___ INPUT MATERIAL
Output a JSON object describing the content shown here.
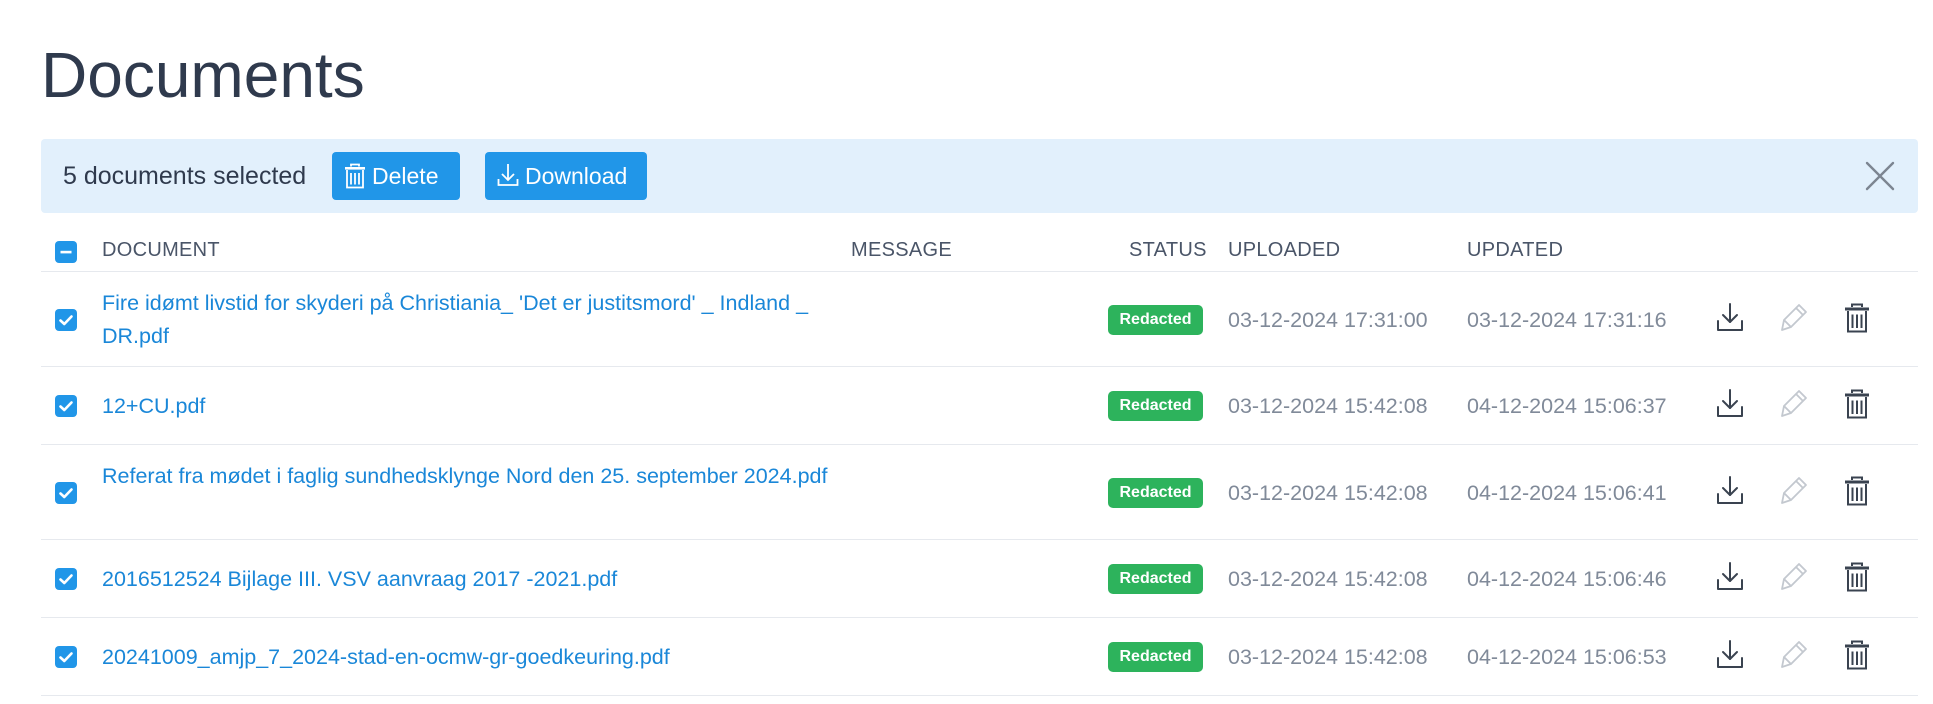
{
  "page": {
    "title": "Documents"
  },
  "selection_bar": {
    "count_text": "5 documents selected",
    "delete_label": "Delete",
    "download_label": "Download"
  },
  "table": {
    "headers": {
      "document": "DOCUMENT",
      "message": "MESSAGE",
      "status": "STATUS",
      "uploaded": "UPLOADED",
      "updated": "UPDATED"
    },
    "rows": [
      {
        "document": "Fire idømt livstid for skyderi på Christiania_ 'Det er justitsmord' _ Indland _ DR.pdf",
        "message": "",
        "status": "Redacted",
        "uploaded": "03-12-2024 17:31:00",
        "updated": "03-12-2024 17:31:16",
        "checked": true
      },
      {
        "document": "12+CU.pdf",
        "message": "",
        "status": "Redacted",
        "uploaded": "03-12-2024 15:42:08",
        "updated": "04-12-2024 15:06:37",
        "checked": true
      },
      {
        "document": "Referat fra mødet i faglig sundhedsklynge Nord den 25. september 2024.pdf",
        "message": "",
        "status": "Redacted",
        "uploaded": "03-12-2024 15:42:08",
        "updated": "04-12-2024 15:06:41",
        "checked": true
      },
      {
        "document": "2016512524 Bijlage III. VSV aanvraag 2017 -2021.pdf",
        "message": "",
        "status": "Redacted",
        "uploaded": "03-12-2024 15:42:08",
        "updated": "04-12-2024 15:06:46",
        "checked": true
      },
      {
        "document": "20241009_amjp_7_2024-stad-en-ocmw-gr-goedkeuring.pdf",
        "message": "",
        "status": "Redacted",
        "uploaded": "03-12-2024 15:42:08",
        "updated": "04-12-2024 15:06:53",
        "checked": true
      }
    ]
  },
  "icons": {
    "select_all": "minus-icon",
    "row_checkbox": "checkmark-icon",
    "row_download": "download-icon",
    "row_edit": "pencil-icon",
    "row_delete": "trash-icon",
    "close": "close-icon"
  },
  "colors": {
    "accent": "#2196e8",
    "link": "#1a87d8",
    "status_redacted": "#2db35c",
    "selection_bar_bg": "#e2f0fc",
    "edit_icon_disabled": "#c3c8cf"
  }
}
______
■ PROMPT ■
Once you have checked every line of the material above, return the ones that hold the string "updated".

■ OUTPUT OF THE EXERCISE ■
      "updated": "UPDATED"
        "updated": "03-12-2024 17:31:16",
        "updated": "04-12-2024 15:06:37",
        "updated": "04-12-2024 15:06:41",
        "updated": "04-12-2024 15:06:46",
        "updated": "04-12-2024 15:06:53",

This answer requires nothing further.